The fruit looks like limes but they're not limes. There are also really long spiny thorns along the branches (about 1-1.5 inches), and the leaves have a wonderful fragrant smell. The flowers are white, plump and also fragrant.
Sooo much information you have not given us; but first glance would be Bearss lime... what does the inside look like?
Looks like a serious spider mite problem..
OK. Here's a picture of the flower, and in the next post I will show what the inside of the fruit looks like.
Here is the fruit cut open. I'm not sure what other details to give; the tree is really tall, like over 10 feet tall I think. It was planted before I got here in the backyard of our rental property so I don't know any other details.
We are in San Francisco, so the climate gets foggy and cool during the summer, but during the non summer months on nice days the spot gets a ton of sun, and we really don't get a lot of rain except for during the winter months.
I will show a picture of the thorns in the next picture.
Finally, here are the thorns. Let me know what other details I can supply and I will do my best. Thanks all!
Looks like a lemon; maybe a Eureka. I think it is far from ripe; probably will get ripe.. and yellow, around late November. Leave them be; and they will get larger; and the skin will get thinner; and if you post a photo when they get yellow, with the fruit cut in the opposite way (equator of the fruit), someone here will probably be able to tell you for sure what it is.
Looks like citrumelo to me (which for us here in Californai is Swingle rootstock, a commonly used standard-sized rootstock many citrus are grafted to here in California). Doubtful you have anything edible. Not a lemon, not Eureka lemon for sure. Can you see if your tree has a graft line on the trunk, or does it look like perhaps this tree's grafted cultivar has long since died, and we're just dealing with the rootstock taking over.
Patty is undoubtedly correct; I had not even considered that it was a rootstock.
Always best to take advice from local experts.

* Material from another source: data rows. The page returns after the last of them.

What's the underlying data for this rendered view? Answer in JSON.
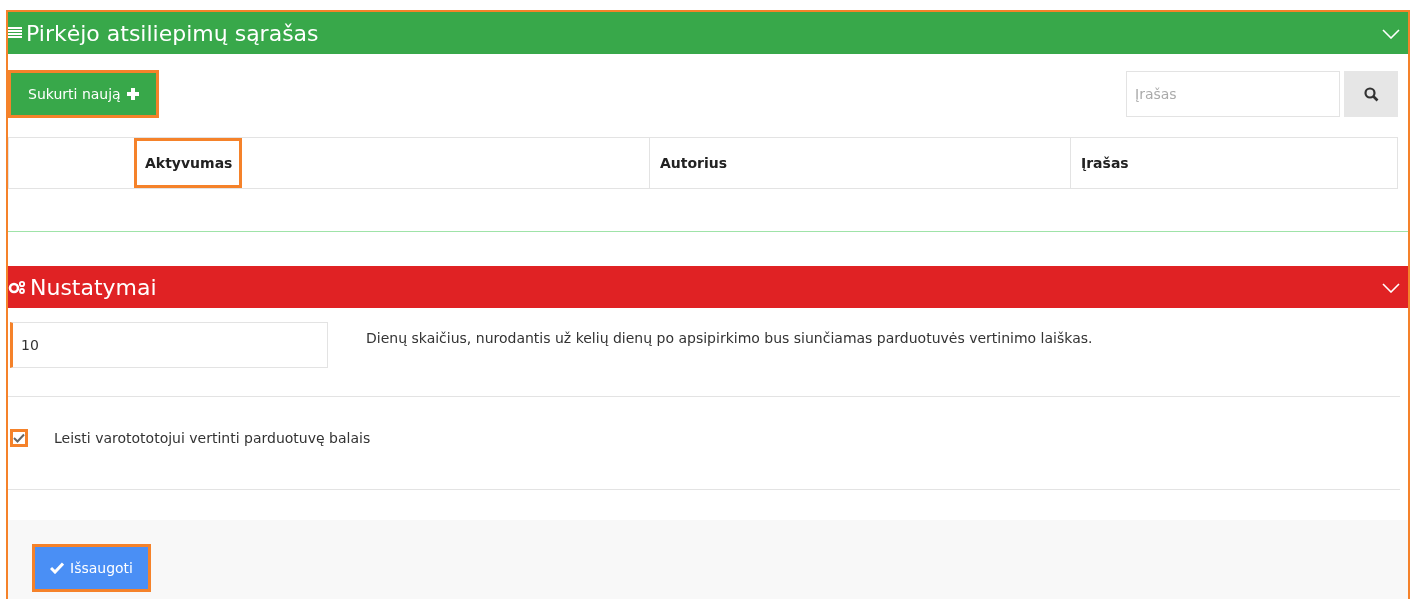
{
  "feedback_panel": {
    "title": "Pirkėjo atsiliepimų sąrašas",
    "expanded": true,
    "create_button": "Sukurti naują",
    "search": {
      "placeholder": "Įrašas"
    },
    "table": {
      "columns": [
        "",
        "Aktyvumas",
        "Autorius",
        "Įrašas"
      ]
    }
  },
  "settings_panel": {
    "title": "Nustatymai",
    "expanded": true,
    "days_field": {
      "value": "10",
      "description": "Dienų skaičius, nurodantis už kelių dienų po apsipirkimo bus siunčiamas parduotuvės vertinimo laiškas."
    },
    "rating_option": {
      "label": "Leisti varotototojui vertinti parduotuvę balais",
      "checked": true
    },
    "save_button": "Išsaugoti"
  }
}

Awesome - thank you guys! I will go and look for the graft line. And thanks for the tip on cutting it the more correct way in terms of helping to identify!